my eyelids with his ebon wand, and reverse, threw themselves down the presented the following vision to precipice, and were dashed to pieces. imy mind's eye.'
One charming maid I observed Methought I stood on an exceed- walk alone, with sober pace, over the ing high hill. A plain but elegant enamelled lawn. Her face was dazstructure rose before me, from which zlingly beautiful, and the symmetry issued hundreds of youth of both of her person exquisite; her fine sexes: they were just emancipated arms clasped to her lovely bosom the from the restrictions of their go- volume given her by Religion. She vernors, and
gay hope was theirs, had been lesa elated by the pleasures by fancy dressed. On each side of of the first part of the journey, and the porch stood two women of un- appeared less depressed by the discommon height and beauty; the agreeable reverse than most of her name of the one was, Virtue, the companions. When her feet be. other was called Religion.., At parte came defiled with the dust and dirt ing, Virtue embraced her pupils, and of the way, or torn by the rugged cautioned them to treasure in their stones which in many places stuck memory the lessons she had incul- up with sharp points, she would cated. Religion also presented each stop, and, washing them with her with a thick volume, which she com tears, dry them with the redundant manded them to peruse with the ut tresses of her golden hair, and after most diligence, nor suffer a day to reading a little in her book proceed elapse without consulting its holy with an air of contentment and cheerpages. • This book,' continued Re- fulness. While so engaged, she freligion, is an unerring guide: if quently became the object of derision you follow its instructions you can to the passers by: but their sarcasms never deviate; it will be your coun had no effect on the mind of Innosellor in difficulties, your support in cence (for that was the maiden's danger, your comfort in sickness, name). I observed, that she was your triumph in death, and your particularly careful to preserve her sure passport to immortal happiness.' garments free from soil ; they were All promised to remember the many white, and spotless as the unsullied kind lessons of their first instructors, snow. After descending for some and began their journey with alacrity. time with much toil and care, a

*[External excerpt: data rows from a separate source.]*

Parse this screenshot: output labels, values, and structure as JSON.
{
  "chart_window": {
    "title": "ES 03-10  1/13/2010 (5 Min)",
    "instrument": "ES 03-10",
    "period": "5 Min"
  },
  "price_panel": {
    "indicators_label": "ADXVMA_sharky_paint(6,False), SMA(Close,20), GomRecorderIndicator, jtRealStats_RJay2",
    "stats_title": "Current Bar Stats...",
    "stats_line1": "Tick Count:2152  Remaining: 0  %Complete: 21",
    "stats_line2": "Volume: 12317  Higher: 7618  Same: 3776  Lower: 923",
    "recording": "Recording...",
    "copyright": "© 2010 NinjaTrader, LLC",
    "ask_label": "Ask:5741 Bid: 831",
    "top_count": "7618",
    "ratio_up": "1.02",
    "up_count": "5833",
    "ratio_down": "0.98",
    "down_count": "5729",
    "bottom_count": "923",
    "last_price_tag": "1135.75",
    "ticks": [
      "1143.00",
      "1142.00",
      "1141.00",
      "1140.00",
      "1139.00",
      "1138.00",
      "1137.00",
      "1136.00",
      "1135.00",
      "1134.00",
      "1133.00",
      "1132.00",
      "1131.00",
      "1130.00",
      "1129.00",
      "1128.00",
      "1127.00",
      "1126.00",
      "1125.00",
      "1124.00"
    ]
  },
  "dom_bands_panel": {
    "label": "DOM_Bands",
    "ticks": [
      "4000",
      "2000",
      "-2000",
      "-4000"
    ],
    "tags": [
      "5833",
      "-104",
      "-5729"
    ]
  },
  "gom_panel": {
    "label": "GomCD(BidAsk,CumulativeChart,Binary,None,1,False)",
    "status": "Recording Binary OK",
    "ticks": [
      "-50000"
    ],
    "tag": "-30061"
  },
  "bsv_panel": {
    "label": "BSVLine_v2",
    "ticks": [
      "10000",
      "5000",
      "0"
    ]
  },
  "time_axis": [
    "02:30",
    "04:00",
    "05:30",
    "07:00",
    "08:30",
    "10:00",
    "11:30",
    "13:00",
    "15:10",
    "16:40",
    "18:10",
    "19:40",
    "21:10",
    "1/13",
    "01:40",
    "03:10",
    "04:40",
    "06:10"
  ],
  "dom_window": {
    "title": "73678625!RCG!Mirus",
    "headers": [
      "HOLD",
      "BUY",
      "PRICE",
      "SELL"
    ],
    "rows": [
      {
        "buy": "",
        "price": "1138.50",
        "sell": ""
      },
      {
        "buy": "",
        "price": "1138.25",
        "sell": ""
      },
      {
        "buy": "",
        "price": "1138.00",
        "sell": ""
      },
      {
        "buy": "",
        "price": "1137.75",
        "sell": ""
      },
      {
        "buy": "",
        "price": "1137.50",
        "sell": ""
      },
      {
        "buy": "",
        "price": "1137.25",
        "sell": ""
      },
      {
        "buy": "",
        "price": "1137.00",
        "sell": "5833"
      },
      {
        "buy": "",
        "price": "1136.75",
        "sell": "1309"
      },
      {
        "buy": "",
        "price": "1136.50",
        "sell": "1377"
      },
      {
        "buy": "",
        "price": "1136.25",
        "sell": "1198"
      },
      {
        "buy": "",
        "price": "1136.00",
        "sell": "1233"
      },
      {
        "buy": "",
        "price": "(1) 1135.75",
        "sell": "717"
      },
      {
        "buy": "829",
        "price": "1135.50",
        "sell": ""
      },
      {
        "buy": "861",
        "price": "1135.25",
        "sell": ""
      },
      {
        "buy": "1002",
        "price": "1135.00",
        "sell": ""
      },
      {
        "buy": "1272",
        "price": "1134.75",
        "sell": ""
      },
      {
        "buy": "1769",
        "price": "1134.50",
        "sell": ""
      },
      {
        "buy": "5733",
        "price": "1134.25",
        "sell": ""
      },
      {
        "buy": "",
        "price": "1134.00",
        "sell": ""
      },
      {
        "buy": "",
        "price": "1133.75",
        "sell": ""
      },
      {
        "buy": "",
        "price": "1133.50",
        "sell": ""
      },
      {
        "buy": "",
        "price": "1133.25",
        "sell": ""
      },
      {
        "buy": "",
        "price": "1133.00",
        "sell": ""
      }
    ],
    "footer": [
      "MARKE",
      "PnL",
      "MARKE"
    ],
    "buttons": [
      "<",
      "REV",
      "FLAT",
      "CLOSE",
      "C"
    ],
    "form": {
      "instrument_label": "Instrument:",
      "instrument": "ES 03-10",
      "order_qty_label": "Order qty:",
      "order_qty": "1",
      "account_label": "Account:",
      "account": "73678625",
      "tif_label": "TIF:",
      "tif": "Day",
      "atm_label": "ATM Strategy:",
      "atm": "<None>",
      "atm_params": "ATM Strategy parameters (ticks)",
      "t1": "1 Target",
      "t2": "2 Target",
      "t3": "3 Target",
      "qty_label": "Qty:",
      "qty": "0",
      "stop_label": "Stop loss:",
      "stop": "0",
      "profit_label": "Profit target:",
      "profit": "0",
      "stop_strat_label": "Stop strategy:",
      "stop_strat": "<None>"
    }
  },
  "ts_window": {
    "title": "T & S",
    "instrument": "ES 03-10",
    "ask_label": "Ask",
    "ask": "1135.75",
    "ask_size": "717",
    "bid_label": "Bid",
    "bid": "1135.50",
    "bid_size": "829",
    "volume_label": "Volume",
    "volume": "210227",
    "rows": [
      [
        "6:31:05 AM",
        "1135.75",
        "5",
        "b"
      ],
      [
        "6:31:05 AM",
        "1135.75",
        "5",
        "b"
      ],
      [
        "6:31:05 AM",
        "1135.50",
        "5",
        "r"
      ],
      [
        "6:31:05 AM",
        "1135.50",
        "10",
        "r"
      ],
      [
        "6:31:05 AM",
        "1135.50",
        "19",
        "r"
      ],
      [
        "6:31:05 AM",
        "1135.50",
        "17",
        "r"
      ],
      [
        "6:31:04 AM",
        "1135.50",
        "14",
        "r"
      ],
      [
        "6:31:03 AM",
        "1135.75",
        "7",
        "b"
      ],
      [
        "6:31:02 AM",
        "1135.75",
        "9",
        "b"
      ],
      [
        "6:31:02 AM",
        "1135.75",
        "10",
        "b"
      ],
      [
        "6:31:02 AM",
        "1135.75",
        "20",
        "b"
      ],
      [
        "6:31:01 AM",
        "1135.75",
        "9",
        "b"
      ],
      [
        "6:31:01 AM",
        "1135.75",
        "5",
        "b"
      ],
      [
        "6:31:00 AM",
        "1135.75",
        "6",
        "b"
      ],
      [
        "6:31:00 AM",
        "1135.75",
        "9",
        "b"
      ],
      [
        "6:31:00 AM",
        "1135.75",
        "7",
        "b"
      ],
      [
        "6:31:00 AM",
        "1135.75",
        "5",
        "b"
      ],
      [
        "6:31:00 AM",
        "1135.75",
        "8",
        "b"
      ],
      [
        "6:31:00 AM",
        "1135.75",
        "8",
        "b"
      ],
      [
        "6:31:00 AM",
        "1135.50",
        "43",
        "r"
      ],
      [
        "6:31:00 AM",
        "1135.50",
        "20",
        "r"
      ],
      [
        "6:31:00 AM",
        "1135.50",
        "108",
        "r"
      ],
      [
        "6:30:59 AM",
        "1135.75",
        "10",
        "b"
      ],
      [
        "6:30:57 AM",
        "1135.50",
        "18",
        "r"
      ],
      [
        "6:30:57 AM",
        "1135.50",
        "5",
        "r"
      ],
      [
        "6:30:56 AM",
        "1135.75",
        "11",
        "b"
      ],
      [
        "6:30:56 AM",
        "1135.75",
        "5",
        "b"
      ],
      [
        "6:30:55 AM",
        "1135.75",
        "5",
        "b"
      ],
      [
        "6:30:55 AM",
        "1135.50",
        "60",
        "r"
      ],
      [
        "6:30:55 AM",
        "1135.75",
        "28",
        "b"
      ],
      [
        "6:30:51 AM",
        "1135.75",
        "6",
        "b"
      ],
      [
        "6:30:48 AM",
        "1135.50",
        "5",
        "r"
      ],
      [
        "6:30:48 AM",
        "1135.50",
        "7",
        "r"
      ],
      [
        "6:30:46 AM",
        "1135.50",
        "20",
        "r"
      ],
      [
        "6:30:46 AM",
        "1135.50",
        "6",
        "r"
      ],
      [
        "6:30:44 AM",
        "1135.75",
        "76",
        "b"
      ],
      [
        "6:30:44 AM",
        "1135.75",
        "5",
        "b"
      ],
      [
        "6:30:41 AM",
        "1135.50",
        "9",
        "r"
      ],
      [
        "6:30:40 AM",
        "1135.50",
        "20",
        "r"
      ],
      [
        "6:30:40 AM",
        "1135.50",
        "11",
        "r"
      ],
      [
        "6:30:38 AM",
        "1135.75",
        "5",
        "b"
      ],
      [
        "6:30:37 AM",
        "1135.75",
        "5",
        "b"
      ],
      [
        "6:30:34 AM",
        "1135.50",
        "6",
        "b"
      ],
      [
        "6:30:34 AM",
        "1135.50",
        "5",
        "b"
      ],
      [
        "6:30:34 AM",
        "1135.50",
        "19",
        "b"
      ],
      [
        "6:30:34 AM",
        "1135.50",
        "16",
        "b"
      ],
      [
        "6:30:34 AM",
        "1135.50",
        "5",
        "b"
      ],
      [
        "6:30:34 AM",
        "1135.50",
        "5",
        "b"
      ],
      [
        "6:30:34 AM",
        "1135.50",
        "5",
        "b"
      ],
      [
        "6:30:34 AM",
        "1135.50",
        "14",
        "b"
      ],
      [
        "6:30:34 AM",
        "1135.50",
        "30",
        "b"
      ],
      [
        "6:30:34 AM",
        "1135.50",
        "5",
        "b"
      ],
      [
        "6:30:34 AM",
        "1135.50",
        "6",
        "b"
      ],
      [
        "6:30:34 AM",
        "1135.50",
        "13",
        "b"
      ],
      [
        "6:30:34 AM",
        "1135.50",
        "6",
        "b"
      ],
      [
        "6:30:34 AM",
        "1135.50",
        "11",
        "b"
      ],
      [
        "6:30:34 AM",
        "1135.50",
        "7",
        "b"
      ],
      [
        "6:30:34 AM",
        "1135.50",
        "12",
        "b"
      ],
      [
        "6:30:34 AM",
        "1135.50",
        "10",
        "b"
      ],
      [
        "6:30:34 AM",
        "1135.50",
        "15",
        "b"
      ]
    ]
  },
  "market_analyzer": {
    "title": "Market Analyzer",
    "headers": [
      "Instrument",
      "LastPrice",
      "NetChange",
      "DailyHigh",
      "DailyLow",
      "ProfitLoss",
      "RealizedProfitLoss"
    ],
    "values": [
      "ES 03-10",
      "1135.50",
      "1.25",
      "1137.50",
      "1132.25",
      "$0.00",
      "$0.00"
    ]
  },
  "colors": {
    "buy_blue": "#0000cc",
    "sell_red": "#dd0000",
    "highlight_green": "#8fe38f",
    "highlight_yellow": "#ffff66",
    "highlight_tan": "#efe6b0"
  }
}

The road, for the first few miles, pipe and tabor struck on her car: appeared most charming. It was an she looked on one side, and in a
green easy declivity of green, embroidered lane beheld several lovely shep. with fragrant flowers of the most herdesses with their swains dancing, 'vivid colours, and intersected with while their tlocks peacefully grazed pleasant cool springs. The sun shone by their side. The scene appeared uncommonly bright; the birds sung at once cheerful and innocent. She
every face wore the
stood for a moment irresolute whether